The 29-year-old's six-shot halfway lead also matched the championship record shared by Tiger Woods (2000) and McIlroy (2011), but some fiendish pin positions meant only two players broke par on Saturday.
Rickie Fowler and Erik Compton carded matching rounds of 67 to finish three under par, while Kaymer finished eight under par after a 72 that could have been much worse if not for a stunning eagle on the fifth and a birdie from six feet on the last.
"It was good," said Kaymer, who is seeking to claim a wire-to-wire victory as he did in the Players Championship at Sawgrass last month. "I didn't play as good as the first two days, but I kept it together very well.
"I felt like today if you have 25 feet or 30 feet on every green, you've done well. The USGA put the pins in very, very tough positions. On 18 it was probably the easiest pin today and, fortunately, I could take care of it.
"I made a couple bad swings on the first nine, put myself in bad positions, but I only made bogey, which is okay. Only one birdie and one eagle, so I'm happy."
Kaymer, who won the 2010 US PGA Championship at Whistling Straits and became world number one for eight weeks the following February, added: "If you have a lead of four shots, five shots, six shots... at the end of the day, if you play a golf course like this it can be gone very quickly.
"You could see it today. I made three bogeys the first six holes. I didn't hit many fairways today. So the challenge will be tomorrow to keep going and not try to defend anything, because if you try to defend then you're not free enough. You don't swing as free. So we'll see how it will react tomorrow, how the body feels and how I handle the situation.

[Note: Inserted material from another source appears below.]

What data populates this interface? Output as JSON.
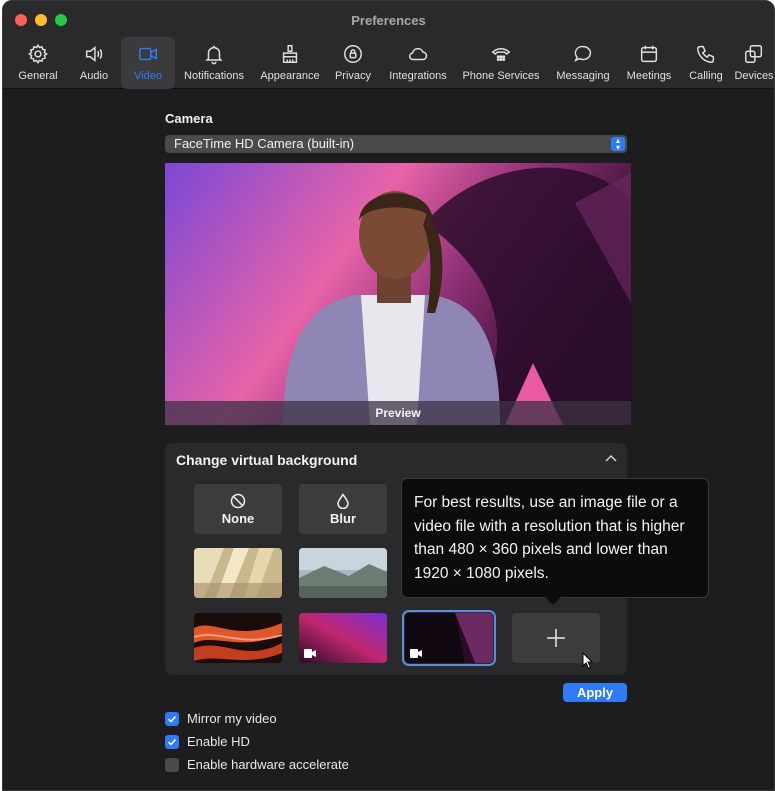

"I think I was leading by six shots in 2008, playing the BMW International Open in Germany. That was a tough tournament in many ways. I had only been on tour for a year and a half, and then all of a sudden everybody expects you to win the golf tournament.
"Obviously there was a lot of support and I didn't really want to disappoint the people. My lead was gone after 11 holes. So then the support of the people really helped and I could fight back a little bit, I could get into the play-off and birdied the first hole to win the golf tournament. That was pretty much the only time where I had a lead by four or five or six shots."